These days, everyone is concerned about drinking enough water. Our doctors keep on asking us to drink enough water, as our busy lifestyle keeps most of us dehydrated. So, we try to regulate our water intake by buying smart reminder water bottles, and by installing water drinking reminder apps on our phone. Consequently, do we end up drinking too much water?
So, how much water should we drink?
Recommendations of total fluid intake differ according to sources. In fact, there is no specific number set on stone. Moreover, it depends on a variety of factors like age, sex, environment, fitness-level, pregnancy, and breastfeeding status.
The adequate intakes recommended for total water from all sources each day for most adults between 19 and 30 years of age are:
- 3.7 liters for men
- 2.7 liters for women
Typically, food provides about 20% of total water intake. Many fruits and veggies, watermelon and tomatoes, for instance, are 90% water by weight. Apart from food, the tea and coffee we drink on a daily basis contribute to our fluid intake. Many people forget to factor in the fluids we receive from food.
Many people on a weight loss regime make it a point to drink lots of water, as it helps to accelerate metabolism. Herbal weight loss supplements can also help to burn fat fast without any side effects.
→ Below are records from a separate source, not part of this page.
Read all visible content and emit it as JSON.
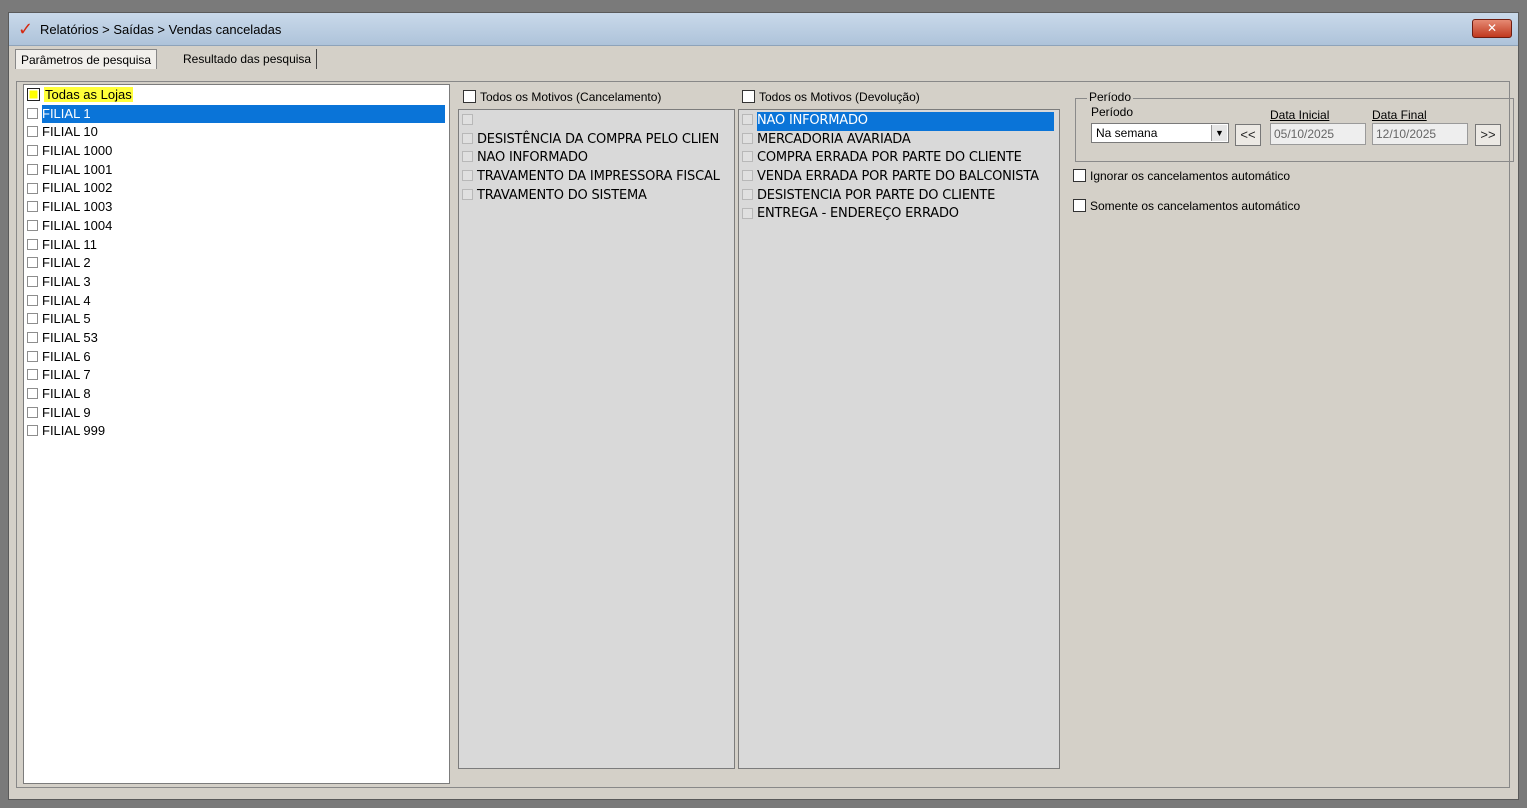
{
  "window": {
    "title": "Relatórios > Saídas > Vendas canceladas",
    "close_label": "✕"
  },
  "tabs": [
    {
      "label": "Parâmetros de pesquisa"
    },
    {
      "label": "Resultado das pesquisa"
    }
  ],
  "lojas": {
    "header": "Todas as Lojas",
    "items": [
      "FILIAL 1",
      "FILIAL 10",
      "FILIAL 1000",
      "FILIAL 1001",
      "FILIAL 1002",
      "FILIAL 1003",
      "FILIAL 1004",
      "FILIAL 11",
      "FILIAL 2",
      "FILIAL 3",
      "FILIAL 4",
      "FILIAL 5",
      "FILIAL 53",
      "FILIAL 6",
      "FILIAL 7",
      "FILIAL 8",
      "FILIAL 9",
      "FILIAL 999"
    ],
    "selected_index": 0
  },
  "cancelamento": {
    "header": "Todos os Motivos (Cancelamento)",
    "items": [
      "",
      "DESISTÊNCIA DA COMPRA PELO CLIEN",
      "NAO INFORMADO",
      "TRAVAMENTO DA IMPRESSORA FISCAL",
      "TRAVAMENTO DO SISTEMA"
    ]
  },
  "devolucao": {
    "header": "Todos os Motivos (Devolução)",
    "items": [
      "NAO INFORMADO",
      "MERCADORIA AVARIADA",
      "COMPRA ERRADA POR PARTE DO CLIENTE",
      "VENDA ERRADA POR PARTE DO BALCONISTA",
      "DESISTENCIA POR PARTE DO CLIENTE",
      "ENTREGA - ENDEREÇO ERRADO"
    ],
    "selected_index": 0
  },
  "periodo": {
    "group_label": "Período",
    "field_label": "Período",
    "selected": "Na semana",
    "data_inicial_label": "Data Inicial",
    "data_final_label": "Data Final",
    "data_inicial": "05/10/2025",
    "data_final": "12/10/2025",
    "prev_label": "<<",
    "next_label": ">>"
  },
  "options": {
    "ignorar": "Ignorar os cancelamentos automático",
    "somente": "Somente os cancelamentos automático"
  }
}
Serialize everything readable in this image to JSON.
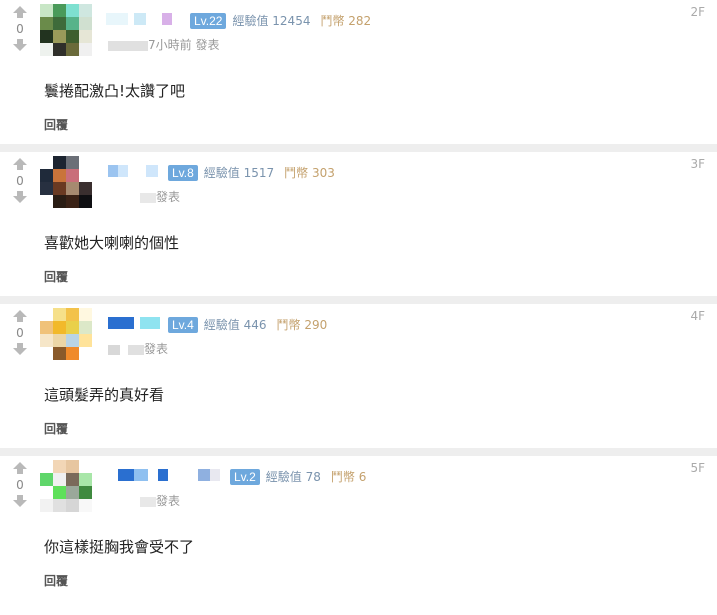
{
  "reply_label": "回覆",
  "comments": [
    {
      "floor": "2F",
      "votes": "0",
      "level": "Lv.22",
      "exp": "經驗值 12454",
      "coins": "鬥幣 282",
      "time": "7小時前 發表",
      "text": "鬟捲配激凸!太讚了吧",
      "avatar_colors": [
        "#c8e6c6",
        "#4a9a5a",
        "#7ee0d0",
        "#cfe7e0",
        "#6a8b4a",
        "#3e6b3a",
        "#57b38a",
        "#d0e0d0",
        "#22331f",
        "#9a9a5a",
        "#3f5e2f",
        "#e6e6d6",
        "#eef2ee",
        "#2f2f2a",
        "#6a6a3a",
        "#f0f0f0"
      ]
    },
    {
      "floor": "3F",
      "votes": "0",
      "level": "Lv.8",
      "exp": "經驗值 1517",
      "coins": "鬥幣 303",
      "time": "發表",
      "text": "喜歡她大喇喇的個性",
      "avatar_colors": [
        "#ffffff",
        "#1c2430",
        "#6b6f77",
        "#ffffff",
        "#1f2a3a",
        "#c9743a",
        "#c96e7a",
        "#ffffff",
        "#273040",
        "#6a3a22",
        "#a68a70",
        "#3a2f2f",
        "#ffffff",
        "#2a1d14",
        "#3a2216",
        "#0f0f12"
      ]
    },
    {
      "floor": "4F",
      "votes": "0",
      "level": "Lv.4",
      "exp": "經驗值 446",
      "coins": "鬥幣 290",
      "time": "發表",
      "text": "這頭髮弄的真好看",
      "avatar_colors": [
        "#ffffff",
        "#f6e08a",
        "#f3c24a",
        "#fff8e0",
        "#f0c27a",
        "#f2b92a",
        "#e9d04a",
        "#dce8c8",
        "#f6e6c8",
        "#ecd6a6",
        "#b9d4e6",
        "#ffe39a",
        "#ffffff",
        "#8a5a2a",
        "#f08a2a",
        "#ffffff"
      ]
    },
    {
      "floor": "5F",
      "votes": "0",
      "level": "Lv.2",
      "exp": "經驗值 78",
      "coins": "鬥幣 6",
      "time": "發表",
      "text": "你這樣挺胸我會受不了",
      "avatar_colors": [
        "#ffffff",
        "#f2d6b6",
        "#e7c6a0",
        "#ffffff",
        "#5fd66a",
        "#f0f0f0",
        "#7a6a5a",
        "#a8e6a8",
        "#ffffff",
        "#5ee05a",
        "#9aa89a",
        "#3f8a3f",
        "#f2f2f2",
        "#e0e0e0",
        "#d6d6d6",
        "#f8f8f8"
      ]
    }
  ]
}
In their enthusiasm to lose weight fat and suppress hunger, most weight-watchers end up drinking too much water over a period of time.
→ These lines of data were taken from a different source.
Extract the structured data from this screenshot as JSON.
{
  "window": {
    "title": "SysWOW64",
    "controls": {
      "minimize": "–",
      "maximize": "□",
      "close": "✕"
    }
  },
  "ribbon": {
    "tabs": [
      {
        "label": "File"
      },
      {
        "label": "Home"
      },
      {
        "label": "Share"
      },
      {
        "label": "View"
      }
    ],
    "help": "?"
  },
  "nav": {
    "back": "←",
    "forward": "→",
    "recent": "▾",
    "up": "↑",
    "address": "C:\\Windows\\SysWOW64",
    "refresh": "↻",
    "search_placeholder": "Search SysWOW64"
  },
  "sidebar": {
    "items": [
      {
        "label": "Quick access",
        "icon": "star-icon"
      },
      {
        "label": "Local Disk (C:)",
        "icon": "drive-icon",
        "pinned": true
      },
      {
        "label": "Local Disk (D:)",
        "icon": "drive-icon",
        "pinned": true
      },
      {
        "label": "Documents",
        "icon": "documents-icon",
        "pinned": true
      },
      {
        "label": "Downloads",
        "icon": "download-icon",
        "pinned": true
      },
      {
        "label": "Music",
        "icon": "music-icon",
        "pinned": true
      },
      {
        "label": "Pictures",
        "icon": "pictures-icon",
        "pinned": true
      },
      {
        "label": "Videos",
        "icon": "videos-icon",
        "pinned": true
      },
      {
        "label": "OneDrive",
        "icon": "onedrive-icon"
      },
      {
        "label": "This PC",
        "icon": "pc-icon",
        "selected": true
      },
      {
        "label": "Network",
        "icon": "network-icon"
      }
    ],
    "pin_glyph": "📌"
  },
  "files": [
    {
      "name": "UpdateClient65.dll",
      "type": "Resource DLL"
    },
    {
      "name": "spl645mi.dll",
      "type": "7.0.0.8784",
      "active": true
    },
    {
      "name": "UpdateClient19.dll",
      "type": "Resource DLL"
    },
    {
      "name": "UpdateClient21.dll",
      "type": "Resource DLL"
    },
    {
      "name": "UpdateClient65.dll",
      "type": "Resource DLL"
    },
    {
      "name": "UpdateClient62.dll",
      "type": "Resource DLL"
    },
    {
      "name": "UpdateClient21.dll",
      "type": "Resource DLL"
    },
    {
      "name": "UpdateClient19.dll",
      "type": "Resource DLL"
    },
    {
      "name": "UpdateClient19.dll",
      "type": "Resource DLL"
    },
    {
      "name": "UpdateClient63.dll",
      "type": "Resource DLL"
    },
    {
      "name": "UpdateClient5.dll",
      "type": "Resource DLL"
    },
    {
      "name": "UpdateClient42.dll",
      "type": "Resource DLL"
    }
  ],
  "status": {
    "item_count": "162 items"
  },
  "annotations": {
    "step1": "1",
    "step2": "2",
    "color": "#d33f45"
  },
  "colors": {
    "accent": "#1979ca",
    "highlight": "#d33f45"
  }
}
So, how much water should you drink?
According to the Centre for Disease Control, your water intake should be guided by your thirst and not a specific number.
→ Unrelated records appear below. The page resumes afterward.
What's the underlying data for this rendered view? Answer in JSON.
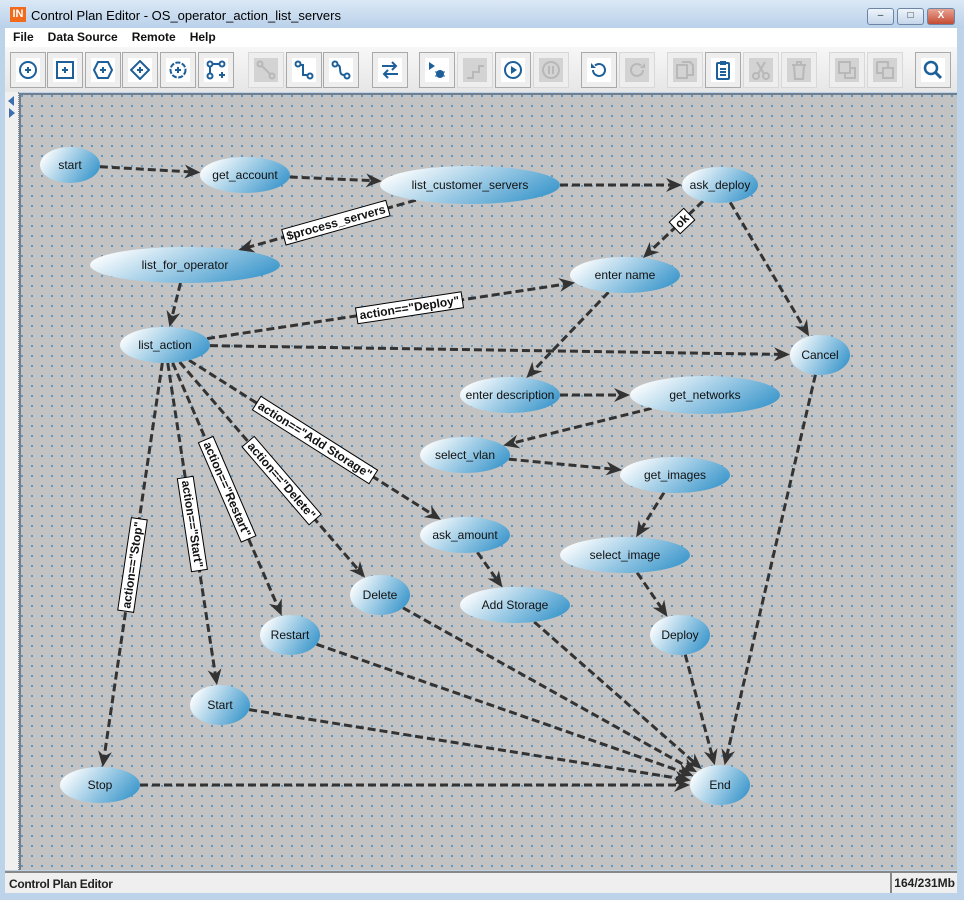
{
  "window": {
    "title": "Control Plan Editor - OS_operator_action_list_servers",
    "app_icon_text": "IN",
    "minimize": "–",
    "maximize": "□",
    "close": "X"
  },
  "menu": [
    {
      "label": "File"
    },
    {
      "label": "Data Source"
    },
    {
      "label": "Remote"
    },
    {
      "label": "Help"
    }
  ],
  "toolbar": [
    {
      "icon": "add-start-node-icon",
      "enabled": true
    },
    {
      "icon": "add-action-node-icon",
      "enabled": true
    },
    {
      "icon": "add-hexagon-node-icon",
      "enabled": true
    },
    {
      "icon": "add-decision-node-icon",
      "enabled": true
    },
    {
      "icon": "add-cloud-node-icon",
      "enabled": true
    },
    {
      "icon": "add-branch-icon",
      "enabled": true
    },
    {
      "icon": "connect-icon",
      "enabled": false
    },
    {
      "icon": "connect-step-icon",
      "enabled": true
    },
    {
      "icon": "connect-curve-icon",
      "enabled": true
    },
    {
      "icon": "swap-icon",
      "enabled": true
    },
    {
      "icon": "debug-icon",
      "enabled": true
    },
    {
      "icon": "step-icon",
      "enabled": false
    },
    {
      "icon": "play-icon",
      "enabled": true
    },
    {
      "icon": "pause-icon",
      "enabled": false
    },
    {
      "icon": "undo-icon",
      "enabled": true
    },
    {
      "icon": "redo-icon",
      "enabled": false
    },
    {
      "icon": "copy-icon",
      "enabled": false
    },
    {
      "icon": "paste-icon",
      "enabled": true
    },
    {
      "icon": "cut-icon",
      "enabled": false
    },
    {
      "icon": "delete-icon",
      "enabled": false
    },
    {
      "icon": "bring-front-icon",
      "enabled": false
    },
    {
      "icon": "send-back-icon",
      "enabled": false
    },
    {
      "icon": "search-icon",
      "enabled": true
    }
  ],
  "graph": {
    "node_gradient": [
      "#ffffff",
      "#3a96cb"
    ],
    "edge_color": "#333333",
    "grid_dot_color": "#4a8fc4",
    "background": "#c3c3c3",
    "nodes": [
      "start",
      "get_account",
      "list_customer_servers",
      "ask_deploy",
      "list_for_operator",
      "enter name",
      "list_action",
      "Cancel",
      "enter description",
      "get_networks",
      "select_vlan",
      "get_images",
      "ask_amount",
      "select_image",
      "Delete",
      "Add Storage",
      "Restart",
      "Deploy",
      "Start",
      "Stop",
      "End"
    ],
    "edges": [
      {
        "from": "start",
        "to": "get_account",
        "label": ""
      },
      {
        "from": "get_account",
        "to": "list_customer_servers",
        "label": ""
      },
      {
        "from": "list_customer_servers",
        "to": "ask_deploy",
        "label": ""
      },
      {
        "from": "list_customer_servers",
        "to": "list_for_operator",
        "label": "$process_servers"
      },
      {
        "from": "ask_deploy",
        "to": "enter name",
        "label": "ok"
      },
      {
        "from": "ask_deploy",
        "to": "Cancel",
        "label": ""
      },
      {
        "from": "list_for_operator",
        "to": "list_action",
        "label": ""
      },
      {
        "from": "list_action",
        "to": "enter name",
        "label": "action==\"Deploy\""
      },
      {
        "from": "list_action",
        "to": "Cancel",
        "label": ""
      },
      {
        "from": "enter name",
        "to": "enter description",
        "label": ""
      },
      {
        "from": "enter description",
        "to": "get_networks",
        "label": ""
      },
      {
        "from": "get_networks",
        "to": "select_vlan",
        "label": ""
      },
      {
        "from": "select_vlan",
        "to": "get_images",
        "label": ""
      },
      {
        "from": "get_images",
        "to": "select_image",
        "label": ""
      },
      {
        "from": "select_image",
        "to": "Deploy",
        "label": ""
      },
      {
        "from": "list_action",
        "to": "ask_amount",
        "label": "action==\"Add Storage\""
      },
      {
        "from": "ask_amount",
        "to": "Add Storage",
        "label": ""
      },
      {
        "from": "list_action",
        "to": "Delete",
        "label": "action==\"Delete\""
      },
      {
        "from": "list_action",
        "to": "Restart",
        "label": "action==\"Restart\""
      },
      {
        "from": "list_action",
        "to": "Start",
        "label": "action==\"Start\""
      },
      {
        "from": "list_action",
        "to": "Stop",
        "label": "action==\"Stop\""
      },
      {
        "from": "Cancel",
        "to": "End",
        "label": ""
      },
      {
        "from": "Delete",
        "to": "End",
        "label": ""
      },
      {
        "from": "Add Storage",
        "to": "End",
        "label": ""
      },
      {
        "from": "Restart",
        "to": "End",
        "label": ""
      },
      {
        "from": "Deploy",
        "to": "End",
        "label": ""
      },
      {
        "from": "Start",
        "to": "End",
        "label": ""
      },
      {
        "from": "Stop",
        "to": "End",
        "label": ""
      }
    ]
  },
  "status": {
    "left": "Control Plan Editor",
    "right": "164/231Mb"
  }
}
So, what happens if you end up overhydrating yourself frequently?
Here are 5 dangers of drinking too much water
Drinking too much water can reduce the sodium levels of the body
This condition is called hyponatremia and is very dangerous. Reduced sodium levels in the body can lead to organ failure, seizures, and even death. Symptoms of overhydration are quite similar to that of dehydration – headaches, nausea, confusion, and bloating.
Too much water can swell up your cells
Decreased sodium in the body will cause water to enter into your cells by the principle of osmosis. This will result in the swelling of cells. The same is applicable to your brain cells. Too much water will cause your brain to swell and push against the skull producing a headache.
Overhydration can cause hypokalemia
Hypokalemia is a condition in which the level of blood potassium is too low. Potassium is very important in regulating muscle cell functioning, especially that of heart muscle cells. Consuming excessive water can hamper the potassium ion distribution in the body leading to weakening of muscles. If you are experiencing symptoms like muscle cramps and spasms, may be go easy on the water.
Overburden your kidneys and heart
The excess water you drink can overwhelm your kidneys. It puts too much pressure on your kidney to flush that out as urine and may also spark chronic kidney diseases. Too much water will increase the volume of blood in your body. This can put unnecessary pressure on your blood vessels and heart. Beyond that, it can also increase the risk of cardiovascular diseases.
It can cause fatigue and lethargy
Your kidneys may be small, but every 30 minutes they filter every drop of blood in your body. Even though they are as good as workhorses, if you overwork them constantly, it will create a stressful reaction from hormones. This can make you feel fatigued. If you inexplicably feel lethargic all the time, water intoxication could be a reason.